• WORK TO COMPLETE: Would you count how many lines of the entries below include the word "Иртышский"? Give nothing but the number.

• SOURCE INFORMATION:
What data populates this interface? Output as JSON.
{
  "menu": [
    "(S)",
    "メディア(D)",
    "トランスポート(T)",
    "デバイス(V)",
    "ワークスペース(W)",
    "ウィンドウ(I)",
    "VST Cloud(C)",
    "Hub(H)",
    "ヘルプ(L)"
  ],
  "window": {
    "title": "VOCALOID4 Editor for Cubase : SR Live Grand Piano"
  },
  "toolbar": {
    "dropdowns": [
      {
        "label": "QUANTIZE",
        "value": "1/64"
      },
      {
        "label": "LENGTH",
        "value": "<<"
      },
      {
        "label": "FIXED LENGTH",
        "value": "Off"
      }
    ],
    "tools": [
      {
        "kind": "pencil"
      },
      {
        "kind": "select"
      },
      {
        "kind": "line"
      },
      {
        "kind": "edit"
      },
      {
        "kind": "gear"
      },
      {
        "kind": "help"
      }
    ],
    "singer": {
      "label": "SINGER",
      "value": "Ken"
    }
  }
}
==
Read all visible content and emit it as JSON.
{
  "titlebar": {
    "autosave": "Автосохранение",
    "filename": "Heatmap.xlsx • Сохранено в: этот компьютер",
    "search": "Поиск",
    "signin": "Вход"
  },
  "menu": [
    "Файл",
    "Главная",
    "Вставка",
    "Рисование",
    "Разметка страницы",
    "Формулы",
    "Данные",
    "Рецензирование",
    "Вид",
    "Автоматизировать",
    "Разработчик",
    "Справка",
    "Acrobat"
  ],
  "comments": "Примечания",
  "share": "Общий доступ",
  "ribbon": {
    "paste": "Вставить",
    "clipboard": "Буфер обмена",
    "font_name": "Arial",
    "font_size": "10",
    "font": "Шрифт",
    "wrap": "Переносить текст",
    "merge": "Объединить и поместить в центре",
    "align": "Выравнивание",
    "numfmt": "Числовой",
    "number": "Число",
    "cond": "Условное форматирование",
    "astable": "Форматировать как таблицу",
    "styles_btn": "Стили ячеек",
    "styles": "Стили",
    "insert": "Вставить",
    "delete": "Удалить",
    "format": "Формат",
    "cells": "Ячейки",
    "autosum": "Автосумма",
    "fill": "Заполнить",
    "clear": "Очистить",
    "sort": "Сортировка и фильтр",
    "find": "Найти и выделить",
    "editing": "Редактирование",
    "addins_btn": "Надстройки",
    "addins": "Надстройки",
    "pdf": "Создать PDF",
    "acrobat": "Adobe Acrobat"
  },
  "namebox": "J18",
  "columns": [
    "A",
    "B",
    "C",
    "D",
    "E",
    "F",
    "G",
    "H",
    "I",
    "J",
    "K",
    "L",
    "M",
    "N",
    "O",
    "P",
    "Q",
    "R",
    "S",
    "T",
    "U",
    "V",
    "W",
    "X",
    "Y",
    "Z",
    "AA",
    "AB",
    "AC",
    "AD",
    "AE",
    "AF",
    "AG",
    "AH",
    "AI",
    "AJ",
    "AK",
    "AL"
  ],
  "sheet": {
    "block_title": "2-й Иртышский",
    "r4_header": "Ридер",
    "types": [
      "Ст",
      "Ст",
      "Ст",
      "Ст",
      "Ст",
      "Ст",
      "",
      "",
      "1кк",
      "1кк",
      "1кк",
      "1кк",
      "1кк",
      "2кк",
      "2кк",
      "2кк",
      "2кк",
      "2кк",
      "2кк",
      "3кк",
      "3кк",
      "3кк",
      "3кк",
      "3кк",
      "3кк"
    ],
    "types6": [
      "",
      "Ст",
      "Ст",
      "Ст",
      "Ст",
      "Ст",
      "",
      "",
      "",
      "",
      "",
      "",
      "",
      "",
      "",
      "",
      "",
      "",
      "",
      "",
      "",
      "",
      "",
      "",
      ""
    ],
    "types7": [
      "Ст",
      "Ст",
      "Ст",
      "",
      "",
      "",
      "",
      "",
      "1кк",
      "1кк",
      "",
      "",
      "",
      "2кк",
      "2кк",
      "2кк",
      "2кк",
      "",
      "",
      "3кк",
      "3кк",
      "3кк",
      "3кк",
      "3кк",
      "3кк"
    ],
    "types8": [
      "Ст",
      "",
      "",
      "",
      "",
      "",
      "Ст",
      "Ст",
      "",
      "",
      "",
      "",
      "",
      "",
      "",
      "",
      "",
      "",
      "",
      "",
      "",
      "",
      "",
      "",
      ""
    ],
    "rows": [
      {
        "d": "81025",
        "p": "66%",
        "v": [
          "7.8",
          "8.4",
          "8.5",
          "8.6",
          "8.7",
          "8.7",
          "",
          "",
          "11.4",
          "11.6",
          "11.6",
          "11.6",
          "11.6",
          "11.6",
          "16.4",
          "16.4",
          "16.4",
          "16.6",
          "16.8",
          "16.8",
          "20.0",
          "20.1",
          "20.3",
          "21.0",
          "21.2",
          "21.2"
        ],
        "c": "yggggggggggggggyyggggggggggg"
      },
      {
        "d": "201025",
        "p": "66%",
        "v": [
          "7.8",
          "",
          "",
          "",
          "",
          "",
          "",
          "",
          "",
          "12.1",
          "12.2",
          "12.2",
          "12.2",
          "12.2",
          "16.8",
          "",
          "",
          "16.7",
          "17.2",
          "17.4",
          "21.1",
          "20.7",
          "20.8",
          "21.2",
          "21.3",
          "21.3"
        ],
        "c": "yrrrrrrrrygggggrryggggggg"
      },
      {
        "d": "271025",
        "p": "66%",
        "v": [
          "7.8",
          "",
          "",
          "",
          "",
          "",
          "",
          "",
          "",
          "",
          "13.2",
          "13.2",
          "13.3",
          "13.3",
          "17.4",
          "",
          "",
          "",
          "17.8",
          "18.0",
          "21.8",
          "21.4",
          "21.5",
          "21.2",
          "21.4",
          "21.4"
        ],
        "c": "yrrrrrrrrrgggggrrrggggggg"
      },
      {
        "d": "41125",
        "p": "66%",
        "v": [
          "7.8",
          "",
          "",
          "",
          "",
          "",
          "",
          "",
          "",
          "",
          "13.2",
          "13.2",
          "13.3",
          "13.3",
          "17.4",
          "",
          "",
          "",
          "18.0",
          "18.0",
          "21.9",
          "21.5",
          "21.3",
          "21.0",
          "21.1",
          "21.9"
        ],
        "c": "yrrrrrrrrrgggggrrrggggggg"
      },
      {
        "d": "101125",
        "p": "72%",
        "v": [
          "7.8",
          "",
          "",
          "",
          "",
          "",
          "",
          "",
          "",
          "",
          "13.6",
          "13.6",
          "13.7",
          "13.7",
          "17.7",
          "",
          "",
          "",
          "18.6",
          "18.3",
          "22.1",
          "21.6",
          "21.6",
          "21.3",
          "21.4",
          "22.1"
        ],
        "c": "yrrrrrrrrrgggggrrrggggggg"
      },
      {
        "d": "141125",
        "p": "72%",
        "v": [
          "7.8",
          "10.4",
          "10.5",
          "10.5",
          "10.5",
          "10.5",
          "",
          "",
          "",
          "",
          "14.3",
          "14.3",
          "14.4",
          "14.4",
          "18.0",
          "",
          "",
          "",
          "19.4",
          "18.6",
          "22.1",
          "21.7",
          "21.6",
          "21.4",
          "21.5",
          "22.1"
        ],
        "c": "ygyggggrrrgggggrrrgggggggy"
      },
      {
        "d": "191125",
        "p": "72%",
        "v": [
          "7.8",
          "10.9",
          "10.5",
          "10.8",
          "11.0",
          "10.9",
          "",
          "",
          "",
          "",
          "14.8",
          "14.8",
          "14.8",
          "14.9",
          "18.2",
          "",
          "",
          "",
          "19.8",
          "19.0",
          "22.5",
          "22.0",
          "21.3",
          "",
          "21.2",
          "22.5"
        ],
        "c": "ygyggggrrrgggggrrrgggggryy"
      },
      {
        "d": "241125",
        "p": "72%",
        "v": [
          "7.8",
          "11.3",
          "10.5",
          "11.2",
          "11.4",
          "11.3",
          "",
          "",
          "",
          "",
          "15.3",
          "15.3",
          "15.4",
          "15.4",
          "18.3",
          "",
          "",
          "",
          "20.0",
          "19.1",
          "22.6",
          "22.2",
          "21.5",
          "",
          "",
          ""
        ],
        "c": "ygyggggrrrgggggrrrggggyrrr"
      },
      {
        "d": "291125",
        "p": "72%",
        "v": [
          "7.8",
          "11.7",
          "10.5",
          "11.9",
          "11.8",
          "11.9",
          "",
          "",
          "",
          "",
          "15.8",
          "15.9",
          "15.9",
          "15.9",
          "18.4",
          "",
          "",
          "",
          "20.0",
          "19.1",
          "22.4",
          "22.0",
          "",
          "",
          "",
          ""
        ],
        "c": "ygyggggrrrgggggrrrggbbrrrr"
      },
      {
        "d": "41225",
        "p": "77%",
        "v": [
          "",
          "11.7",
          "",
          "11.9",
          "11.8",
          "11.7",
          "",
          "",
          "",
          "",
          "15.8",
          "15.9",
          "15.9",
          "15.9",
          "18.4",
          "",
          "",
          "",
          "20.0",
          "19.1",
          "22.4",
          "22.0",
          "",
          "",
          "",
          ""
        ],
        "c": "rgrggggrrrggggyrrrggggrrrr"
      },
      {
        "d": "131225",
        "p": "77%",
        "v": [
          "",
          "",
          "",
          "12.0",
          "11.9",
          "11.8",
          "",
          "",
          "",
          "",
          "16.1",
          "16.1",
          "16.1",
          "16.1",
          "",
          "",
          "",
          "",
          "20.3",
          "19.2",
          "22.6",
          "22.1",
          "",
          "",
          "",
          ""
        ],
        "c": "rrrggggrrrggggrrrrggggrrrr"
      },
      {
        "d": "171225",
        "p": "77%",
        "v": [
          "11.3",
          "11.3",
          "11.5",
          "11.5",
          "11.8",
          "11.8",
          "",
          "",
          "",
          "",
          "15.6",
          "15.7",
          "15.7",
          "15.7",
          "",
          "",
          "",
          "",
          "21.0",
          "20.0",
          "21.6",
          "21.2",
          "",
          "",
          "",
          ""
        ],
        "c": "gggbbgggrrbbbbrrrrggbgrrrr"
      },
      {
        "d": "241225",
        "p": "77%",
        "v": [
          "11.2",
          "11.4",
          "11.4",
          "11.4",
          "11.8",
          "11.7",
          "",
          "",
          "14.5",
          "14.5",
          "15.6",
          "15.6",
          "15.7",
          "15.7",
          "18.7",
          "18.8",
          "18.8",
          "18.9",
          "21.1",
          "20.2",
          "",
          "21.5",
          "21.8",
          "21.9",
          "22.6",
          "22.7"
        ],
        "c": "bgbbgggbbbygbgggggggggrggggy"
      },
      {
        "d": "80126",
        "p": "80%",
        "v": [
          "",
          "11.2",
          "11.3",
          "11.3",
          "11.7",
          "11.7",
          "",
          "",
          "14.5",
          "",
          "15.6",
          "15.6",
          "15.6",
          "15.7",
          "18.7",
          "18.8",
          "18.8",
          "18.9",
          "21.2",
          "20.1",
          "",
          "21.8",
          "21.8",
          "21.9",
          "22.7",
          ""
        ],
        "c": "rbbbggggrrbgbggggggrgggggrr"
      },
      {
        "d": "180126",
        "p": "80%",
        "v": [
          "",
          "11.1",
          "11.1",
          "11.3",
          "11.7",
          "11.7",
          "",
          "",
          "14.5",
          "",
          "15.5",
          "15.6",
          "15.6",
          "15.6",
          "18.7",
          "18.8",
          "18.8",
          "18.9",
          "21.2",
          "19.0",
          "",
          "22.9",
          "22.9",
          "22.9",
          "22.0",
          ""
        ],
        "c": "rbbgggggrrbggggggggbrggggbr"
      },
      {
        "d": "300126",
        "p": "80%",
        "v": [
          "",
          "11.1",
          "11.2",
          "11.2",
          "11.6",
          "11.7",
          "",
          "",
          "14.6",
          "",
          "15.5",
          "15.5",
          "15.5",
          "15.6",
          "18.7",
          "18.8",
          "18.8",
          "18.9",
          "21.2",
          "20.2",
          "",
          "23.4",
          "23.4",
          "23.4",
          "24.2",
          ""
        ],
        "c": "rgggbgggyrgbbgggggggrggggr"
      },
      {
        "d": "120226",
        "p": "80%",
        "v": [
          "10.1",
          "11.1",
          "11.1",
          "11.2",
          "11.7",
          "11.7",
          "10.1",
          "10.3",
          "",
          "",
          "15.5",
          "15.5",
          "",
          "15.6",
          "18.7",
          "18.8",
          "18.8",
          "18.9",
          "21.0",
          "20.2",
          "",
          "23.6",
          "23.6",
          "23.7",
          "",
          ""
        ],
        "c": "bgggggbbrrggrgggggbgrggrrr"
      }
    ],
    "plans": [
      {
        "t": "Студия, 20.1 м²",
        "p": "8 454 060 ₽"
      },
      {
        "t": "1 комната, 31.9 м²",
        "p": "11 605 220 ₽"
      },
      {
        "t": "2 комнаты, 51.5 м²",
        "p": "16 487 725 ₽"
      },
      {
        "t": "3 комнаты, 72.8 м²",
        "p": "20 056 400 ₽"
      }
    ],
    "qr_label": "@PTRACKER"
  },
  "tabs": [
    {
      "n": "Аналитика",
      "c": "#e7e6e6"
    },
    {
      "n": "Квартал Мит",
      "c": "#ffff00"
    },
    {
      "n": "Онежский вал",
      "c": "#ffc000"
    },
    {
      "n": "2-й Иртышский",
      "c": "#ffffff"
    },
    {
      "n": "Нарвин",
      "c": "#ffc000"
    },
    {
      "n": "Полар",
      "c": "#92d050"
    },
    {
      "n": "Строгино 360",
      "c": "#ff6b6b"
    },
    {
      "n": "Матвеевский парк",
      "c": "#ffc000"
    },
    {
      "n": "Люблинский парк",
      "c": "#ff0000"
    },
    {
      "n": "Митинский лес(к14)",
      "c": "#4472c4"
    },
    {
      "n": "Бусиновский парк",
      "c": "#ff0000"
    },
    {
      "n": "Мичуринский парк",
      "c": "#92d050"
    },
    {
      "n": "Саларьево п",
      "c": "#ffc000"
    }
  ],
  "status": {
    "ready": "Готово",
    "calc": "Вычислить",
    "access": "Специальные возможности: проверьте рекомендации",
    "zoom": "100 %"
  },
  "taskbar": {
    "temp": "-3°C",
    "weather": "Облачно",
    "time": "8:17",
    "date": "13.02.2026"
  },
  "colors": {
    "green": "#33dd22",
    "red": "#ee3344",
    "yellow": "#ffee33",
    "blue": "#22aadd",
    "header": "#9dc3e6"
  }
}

• RESULT: 2